Dassault rolled-out its Falcon 5X on 2 June during a ceremony at its 64-year-old final assembly facility in Bordeaux-Mérignac, southwest France.
The milestone took place before a specially selected audience of customers, operators, suppliers and regulators. First flight of the large-cabin, long-range business jet is scheduled for the third quarter of this year.
The 5X was unveiled at the National Business Aviation Association convention and exhibition in October 2013, and is the French airframer’s first clean-sheet design since the long-range 7X was unveiled in 2001.
With a fuselage diameter of 2.7m (8.9ft) and a cabin height of 1.98m, the 16-passenger 5X is the largest aircraft in Dassault’s six-strong high-end business jet family, and boasts the widest cabin cross section of any traditional business jet.
The aircraft is pitched against the Gulfstream G450, G500, G600 and Bombardier Global 5000 and is powered by two 11,450lb-thrust (51kN) Snecma Silvercrest engines, marking the first time a Falcon has been launched with an all-new powerplant, or one produced by a French manufacturer.
DassaultThe type is projected to have a maximum speed of 370kt (685km/h), a maximum take-off weight of 31,600kg (69,700lb), a range of 5,200nm (9,630km) and an approach speed of 105kt.
Other new features include the latest iteration of Dassault’s EASy flightdeck, an ultra-efficient wing, an advanced digital flight control system derived from the Rafale fighter and a unique window in the ceiling of the cabin which gives a direct view of the sky above.
Speaking at the event, Dassault Aviation chairman and chief executive Eric Trappier said: “The 5X was designed to answer operator demand for an aircraft in the 5,000nm range that could provide more space and comfort than existing large-body jets, while combining the handling qualities, the low speed performance and operating economics which are the hallmark of Falcons.”
Trappier adds that the programme has been welcomed enthusiastically by its customers, but will not specify order numbers.

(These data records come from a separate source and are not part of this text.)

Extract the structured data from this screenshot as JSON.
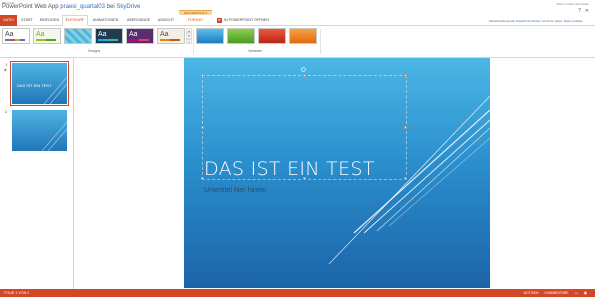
{
  "titlebar": {
    "brand": "Microsoft",
    "app_name": "PowerPoint Web App",
    "file_name": "praesi_quartal03",
    "at_label": "bei",
    "location": "SkyDrive",
    "user": "Martin Gruber Abmelden",
    "help_icon": "?",
    "close_icon": "✕"
  },
  "ribbon": {
    "tabs": [
      "DATEI",
      "START",
      "EINFÜGEN",
      "ENTWURF",
      "ANIMATIONEN",
      "ÜBERGÄNGE",
      "ANSICHT",
      "FORMAT"
    ],
    "active_tab": "ENTWURF",
    "context_label": "ZEICHENTOOLS",
    "open_ppt_label": "IN POWERPOINT ÖFFNEN",
    "notice": "Weiterbearbeitende PowerPoint-Nutzer mit Ihnen teilen: Datei erstellen",
    "groups": [
      {
        "label": "Designs"
      },
      {
        "label": "Varianten"
      }
    ],
    "theme_aa": "Aa"
  },
  "slides": [
    {
      "number": "1",
      "star": "✱",
      "mini_title": "DAS IST EIN TEST",
      "selected": true
    },
    {
      "number": "2",
      "star": "",
      "mini_title": "",
      "selected": false
    }
  ],
  "slide": {
    "title": "DAS IST EIN TEST",
    "subtitle": "Untertitel hier hinein"
  },
  "status": {
    "slide_info": "FOLIE 1 VON 2",
    "notes": "NOTIZEN",
    "comments": "KOMMENTARE"
  },
  "colors": {
    "accent": "#d24726",
    "slide_top": "#4cb6e6",
    "slide_bottom": "#1b64a8"
  }
}
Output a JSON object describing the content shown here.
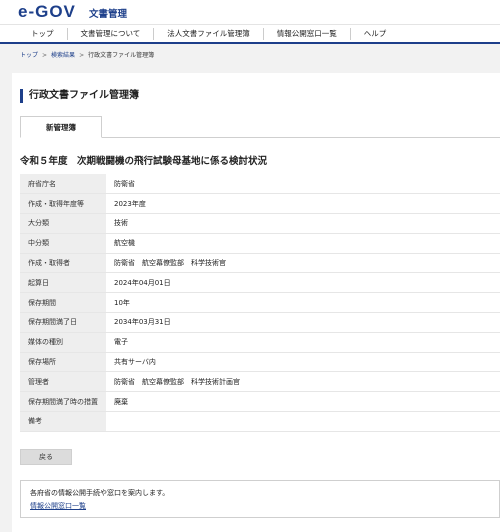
{
  "header": {
    "logo": "e-GOV",
    "logo_sub": "文書管理"
  },
  "nav": [
    "トップ",
    "文書管理について",
    "法人文書ファイル管理簿",
    "情報公開窓口一覧",
    "ヘルプ"
  ],
  "breadcrumb": {
    "home": "トップ",
    "sep1": ">",
    "results": "検索結果",
    "sep2": ">",
    "current": "行政文書ファイル管理簿"
  },
  "page_title": "行政文書ファイル管理簿",
  "tab_label": "新管理簿",
  "doc_title": "令和５年度　次期戦闘機の飛行試験母基地に係る検討状況",
  "rows": [
    {
      "key": "府省庁名",
      "value": "防衛省"
    },
    {
      "key": "作成・取得年度等",
      "value": "2023年度"
    },
    {
      "key": "大分類",
      "value": "技術"
    },
    {
      "key": "中分類",
      "value": "航空機"
    },
    {
      "key": "作成・取得者",
      "value": "防衛省　航空幕僚監部　科学技術官"
    },
    {
      "key": "起算日",
      "value": "2024年04月01日"
    },
    {
      "key": "保存期間",
      "value": "10年"
    },
    {
      "key": "保存期間満了日",
      "value": "2034年03月31日"
    },
    {
      "key": "媒体の種別",
      "value": "電子"
    },
    {
      "key": "保存場所",
      "value": "共有サーバ内"
    },
    {
      "key": "管理者",
      "value": "防衛省　航空幕僚監部　科学技術計画官"
    },
    {
      "key": "保存期間満了時の措置",
      "value": "廃棄"
    },
    {
      "key": "備考",
      "value": ""
    }
  ],
  "back_label": "戻る",
  "info": {
    "text": "各府省の情報公開手続や窓口を案内します。",
    "link": "情報公開窓口一覧"
  }
}
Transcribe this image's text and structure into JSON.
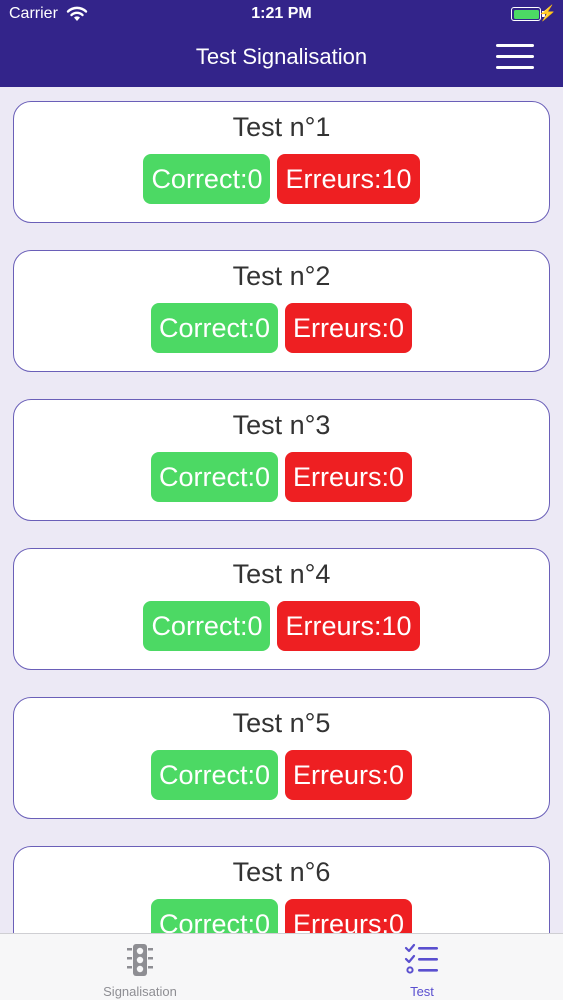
{
  "status_bar": {
    "carrier": "Carrier",
    "time": "1:21 PM",
    "battery_color": "#4cd964"
  },
  "nav": {
    "title": "Test Signalisation",
    "menu_icon": "hamburger-menu-icon",
    "background_color": "#33248a"
  },
  "tests": [
    {
      "title": "Test n°1",
      "correct": "Correct:0",
      "errors": "Erreurs:10"
    },
    {
      "title": "Test n°2",
      "correct": "Correct:0",
      "errors": "Erreurs:0"
    },
    {
      "title": "Test n°3",
      "correct": "Correct:0",
      "errors": "Erreurs:0"
    },
    {
      "title": "Test n°4",
      "correct": "Correct:0",
      "errors": "Erreurs:10"
    },
    {
      "title": "Test n°5",
      "correct": "Correct:0",
      "errors": "Erreurs:0"
    },
    {
      "title": "Test n°6",
      "correct": "Correct:0",
      "errors": "Erreurs:0"
    }
  ],
  "colors": {
    "correct": "#4cd964",
    "errors": "#ee1f22",
    "card_border": "#6a5fb8",
    "tab_active": "#5a4fcf",
    "tab_inactive": "#8e8e93"
  },
  "tab_bar": {
    "tabs": [
      {
        "label": "Signalisation",
        "icon": "traffic-light-icon",
        "active": false
      },
      {
        "label": "Test",
        "icon": "checklist-icon",
        "active": true
      }
    ]
  }
}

He says: “We expect it to become every bit as popular as the 7X – the fastest selling Falcon we’ve ever built.”
Certification and service entry is earmarked for 2017.
The $45 million 5X is being developed in parallel with the airframer’s flagship type, the ultra-long-range 8X. The 6,450nm-range trijet - a longer legged and stretched version of the 7X - is scheduled for certification and service entry next year.